He was the only minister in a senior post to remain in the turbulent transition from his political ally Johnson to the short-lived Liz Truss and then Sunak.

He was security minister under Theresa May before becoming defence secretary in 2019.

He had enjoyed strong support among the Tories’ grassroots membership and was regularly tipped to be party leader but never actively ran for the top job.

Wallace said in an interview in July that he counted among his achievements boosting the defence budget by £24 billion ($31 billion) and said higher defence spending would be crucial in the years ahead.

He predicted the world will be “much more unsafe, more insecure” by the end of the decade.

“I think we will find ourselves in a conflict.
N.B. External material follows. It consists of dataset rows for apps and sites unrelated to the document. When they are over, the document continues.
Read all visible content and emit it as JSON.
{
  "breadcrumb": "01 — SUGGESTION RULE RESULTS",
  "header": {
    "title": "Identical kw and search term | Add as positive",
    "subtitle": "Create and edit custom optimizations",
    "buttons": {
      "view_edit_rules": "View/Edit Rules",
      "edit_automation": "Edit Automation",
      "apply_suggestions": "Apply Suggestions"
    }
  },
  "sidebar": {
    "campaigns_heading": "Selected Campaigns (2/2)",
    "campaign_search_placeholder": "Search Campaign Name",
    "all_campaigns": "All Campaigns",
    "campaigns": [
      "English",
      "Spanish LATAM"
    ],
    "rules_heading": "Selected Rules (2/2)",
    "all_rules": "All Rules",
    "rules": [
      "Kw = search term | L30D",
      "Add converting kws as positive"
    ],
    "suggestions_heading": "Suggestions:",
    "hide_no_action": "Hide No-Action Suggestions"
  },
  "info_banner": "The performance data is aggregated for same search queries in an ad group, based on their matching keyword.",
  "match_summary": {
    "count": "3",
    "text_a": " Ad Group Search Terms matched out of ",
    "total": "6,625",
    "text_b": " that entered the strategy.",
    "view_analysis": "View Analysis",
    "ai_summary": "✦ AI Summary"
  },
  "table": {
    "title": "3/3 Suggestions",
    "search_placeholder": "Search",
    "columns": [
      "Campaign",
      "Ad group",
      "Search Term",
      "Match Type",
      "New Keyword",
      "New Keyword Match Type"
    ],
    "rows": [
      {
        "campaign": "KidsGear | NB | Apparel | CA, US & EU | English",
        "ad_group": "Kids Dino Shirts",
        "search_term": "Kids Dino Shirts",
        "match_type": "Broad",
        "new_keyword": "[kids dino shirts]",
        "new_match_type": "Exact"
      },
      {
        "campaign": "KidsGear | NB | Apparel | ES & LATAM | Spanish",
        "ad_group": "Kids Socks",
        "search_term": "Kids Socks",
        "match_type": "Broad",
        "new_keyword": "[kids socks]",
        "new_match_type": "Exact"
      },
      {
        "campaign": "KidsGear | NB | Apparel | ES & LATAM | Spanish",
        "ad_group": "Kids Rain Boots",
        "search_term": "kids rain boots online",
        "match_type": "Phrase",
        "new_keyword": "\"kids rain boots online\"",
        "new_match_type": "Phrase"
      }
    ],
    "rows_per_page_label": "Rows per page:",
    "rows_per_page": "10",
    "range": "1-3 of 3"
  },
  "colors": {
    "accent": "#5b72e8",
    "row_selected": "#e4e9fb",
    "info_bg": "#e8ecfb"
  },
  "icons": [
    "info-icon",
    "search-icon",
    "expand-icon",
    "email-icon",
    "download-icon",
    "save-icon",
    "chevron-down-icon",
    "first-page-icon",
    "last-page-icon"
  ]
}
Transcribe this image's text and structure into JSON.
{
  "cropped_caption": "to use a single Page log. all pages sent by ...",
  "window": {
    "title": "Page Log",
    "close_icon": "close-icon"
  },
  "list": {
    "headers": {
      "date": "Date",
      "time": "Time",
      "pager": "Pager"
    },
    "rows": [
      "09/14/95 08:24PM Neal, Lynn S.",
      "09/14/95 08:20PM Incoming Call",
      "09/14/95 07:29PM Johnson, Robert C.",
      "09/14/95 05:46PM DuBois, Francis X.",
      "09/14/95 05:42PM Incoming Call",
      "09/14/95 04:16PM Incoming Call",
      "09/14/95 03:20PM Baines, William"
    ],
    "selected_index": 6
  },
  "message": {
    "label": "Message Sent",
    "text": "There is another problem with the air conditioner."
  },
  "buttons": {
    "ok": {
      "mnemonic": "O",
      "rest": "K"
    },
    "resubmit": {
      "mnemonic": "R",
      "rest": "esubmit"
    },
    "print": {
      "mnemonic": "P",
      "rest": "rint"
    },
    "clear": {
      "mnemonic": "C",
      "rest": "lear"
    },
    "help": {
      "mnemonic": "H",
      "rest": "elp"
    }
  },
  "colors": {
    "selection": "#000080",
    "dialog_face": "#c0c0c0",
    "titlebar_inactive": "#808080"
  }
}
Whether it is a cold or a warm conflict, I think we’ll be in a difficult position,” he added.

The UK could be dragged into conflict in Africa against Islamist groups, he suggested, and voiced concern about the effect of Chinese expansionism in the South China Sea on regional politics, and nuclear proliferation.

On Ukraine, he said Russian President Vladimir Putin could “lash out” if he loses and would look for fresh targets, such as against undersea cables carrying Western communications and energy supplies.